Stored data entries
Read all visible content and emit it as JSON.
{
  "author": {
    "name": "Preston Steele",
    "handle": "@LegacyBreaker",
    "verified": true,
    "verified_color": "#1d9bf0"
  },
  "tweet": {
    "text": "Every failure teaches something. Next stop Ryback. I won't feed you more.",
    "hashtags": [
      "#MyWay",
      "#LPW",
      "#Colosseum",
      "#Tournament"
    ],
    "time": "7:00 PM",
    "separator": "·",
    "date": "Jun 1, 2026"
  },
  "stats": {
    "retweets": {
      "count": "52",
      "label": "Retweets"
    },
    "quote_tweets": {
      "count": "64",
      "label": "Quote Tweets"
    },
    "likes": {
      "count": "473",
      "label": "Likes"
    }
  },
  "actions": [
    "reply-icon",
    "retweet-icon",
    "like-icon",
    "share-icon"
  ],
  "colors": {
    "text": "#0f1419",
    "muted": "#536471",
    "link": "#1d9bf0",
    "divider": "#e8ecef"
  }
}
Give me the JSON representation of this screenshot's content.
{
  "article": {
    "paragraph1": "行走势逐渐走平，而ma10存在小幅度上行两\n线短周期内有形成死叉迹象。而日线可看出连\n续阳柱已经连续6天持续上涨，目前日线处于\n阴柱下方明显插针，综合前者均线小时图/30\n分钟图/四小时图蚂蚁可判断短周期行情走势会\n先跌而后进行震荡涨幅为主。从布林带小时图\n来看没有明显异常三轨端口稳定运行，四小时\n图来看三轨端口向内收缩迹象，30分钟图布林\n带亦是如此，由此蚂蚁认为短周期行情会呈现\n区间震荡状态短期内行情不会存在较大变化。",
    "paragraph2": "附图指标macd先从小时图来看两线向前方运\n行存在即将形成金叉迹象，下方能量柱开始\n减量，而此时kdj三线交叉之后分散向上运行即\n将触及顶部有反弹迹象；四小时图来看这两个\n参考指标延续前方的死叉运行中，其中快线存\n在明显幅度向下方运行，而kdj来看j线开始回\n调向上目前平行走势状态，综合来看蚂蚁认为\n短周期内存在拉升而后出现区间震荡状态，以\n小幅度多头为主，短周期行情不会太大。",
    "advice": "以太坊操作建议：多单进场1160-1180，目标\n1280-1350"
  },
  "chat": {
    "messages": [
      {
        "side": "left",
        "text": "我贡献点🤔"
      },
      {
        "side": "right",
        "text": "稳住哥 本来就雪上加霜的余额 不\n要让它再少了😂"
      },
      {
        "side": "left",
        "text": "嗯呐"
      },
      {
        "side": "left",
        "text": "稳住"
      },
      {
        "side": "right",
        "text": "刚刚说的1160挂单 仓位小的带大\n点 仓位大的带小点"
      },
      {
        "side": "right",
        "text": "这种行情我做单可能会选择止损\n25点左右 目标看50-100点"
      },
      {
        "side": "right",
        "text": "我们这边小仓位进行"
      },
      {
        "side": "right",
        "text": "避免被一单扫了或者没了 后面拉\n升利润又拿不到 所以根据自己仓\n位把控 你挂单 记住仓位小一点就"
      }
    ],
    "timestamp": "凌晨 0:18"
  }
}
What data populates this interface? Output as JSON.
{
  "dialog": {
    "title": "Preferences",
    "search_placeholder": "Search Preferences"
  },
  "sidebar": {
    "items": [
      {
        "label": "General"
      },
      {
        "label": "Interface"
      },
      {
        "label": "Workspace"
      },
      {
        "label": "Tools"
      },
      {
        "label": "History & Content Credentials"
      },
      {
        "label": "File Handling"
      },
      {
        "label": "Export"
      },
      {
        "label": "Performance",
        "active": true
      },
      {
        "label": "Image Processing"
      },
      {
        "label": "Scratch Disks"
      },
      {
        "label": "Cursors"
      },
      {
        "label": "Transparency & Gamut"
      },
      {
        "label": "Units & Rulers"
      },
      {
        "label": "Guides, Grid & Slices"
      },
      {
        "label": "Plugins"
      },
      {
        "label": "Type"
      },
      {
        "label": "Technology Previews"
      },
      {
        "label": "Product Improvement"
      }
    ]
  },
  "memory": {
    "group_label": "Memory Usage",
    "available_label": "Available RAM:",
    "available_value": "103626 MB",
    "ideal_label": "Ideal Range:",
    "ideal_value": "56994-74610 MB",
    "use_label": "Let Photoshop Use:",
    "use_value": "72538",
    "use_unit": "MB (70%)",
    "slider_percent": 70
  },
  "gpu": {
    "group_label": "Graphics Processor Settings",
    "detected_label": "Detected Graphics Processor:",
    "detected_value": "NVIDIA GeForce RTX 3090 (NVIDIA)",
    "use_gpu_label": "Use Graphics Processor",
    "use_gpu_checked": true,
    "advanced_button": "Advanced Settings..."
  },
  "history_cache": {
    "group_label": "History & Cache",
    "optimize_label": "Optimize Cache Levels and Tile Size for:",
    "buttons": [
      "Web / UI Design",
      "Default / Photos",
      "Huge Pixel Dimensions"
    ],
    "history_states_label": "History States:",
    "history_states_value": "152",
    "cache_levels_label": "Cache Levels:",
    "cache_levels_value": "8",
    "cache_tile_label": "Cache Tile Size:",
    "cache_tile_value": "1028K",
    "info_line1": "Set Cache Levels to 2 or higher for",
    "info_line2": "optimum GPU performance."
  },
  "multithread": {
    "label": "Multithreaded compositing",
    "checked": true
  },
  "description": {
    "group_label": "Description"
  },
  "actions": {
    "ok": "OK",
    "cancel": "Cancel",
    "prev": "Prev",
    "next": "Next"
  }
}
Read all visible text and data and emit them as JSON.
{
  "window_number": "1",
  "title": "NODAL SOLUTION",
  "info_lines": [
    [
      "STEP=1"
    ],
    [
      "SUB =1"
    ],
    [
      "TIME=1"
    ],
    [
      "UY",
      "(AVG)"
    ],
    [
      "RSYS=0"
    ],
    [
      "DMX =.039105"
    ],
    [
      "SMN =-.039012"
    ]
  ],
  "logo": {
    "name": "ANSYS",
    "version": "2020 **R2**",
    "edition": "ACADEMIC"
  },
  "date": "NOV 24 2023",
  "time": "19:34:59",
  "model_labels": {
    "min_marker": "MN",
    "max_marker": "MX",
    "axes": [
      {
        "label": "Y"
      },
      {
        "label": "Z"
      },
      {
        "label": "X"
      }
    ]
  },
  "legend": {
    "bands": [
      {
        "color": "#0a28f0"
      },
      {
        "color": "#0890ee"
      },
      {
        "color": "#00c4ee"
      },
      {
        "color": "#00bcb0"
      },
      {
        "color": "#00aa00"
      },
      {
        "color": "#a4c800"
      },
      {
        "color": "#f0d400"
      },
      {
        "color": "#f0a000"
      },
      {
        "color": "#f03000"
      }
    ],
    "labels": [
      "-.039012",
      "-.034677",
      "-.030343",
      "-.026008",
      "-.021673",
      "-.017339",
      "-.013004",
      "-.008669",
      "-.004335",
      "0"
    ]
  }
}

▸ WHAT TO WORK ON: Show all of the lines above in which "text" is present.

▸ EXERCISE OUTPUT:
    "text": "Every failure teaches something. Next stop Ryback. I won't feed you more.",
    "text": "#0f1419",
        "text": "我贡献点🤔"
        "text": "稳住哥 本来就雪上加霜的余额 不\n要让它再少了😂"
        "text": "嗯呐"
        "text": "稳住"
        "text": "刚刚说的1160挂单 仓位小的带大\n点 仓位大的带小点"
        "text": "这种行情我做单可能会选择止损\n25点左右 目标看50-100点"
        "text": "我们这边小仓位进行"
        "text": "避免被一单扫了或者没了 后面拉\n升利润又拿不到 所以根据自己仓\n位把控 你挂单 记住仓位小一点就"
Read all visible text and data and emit them as JSON.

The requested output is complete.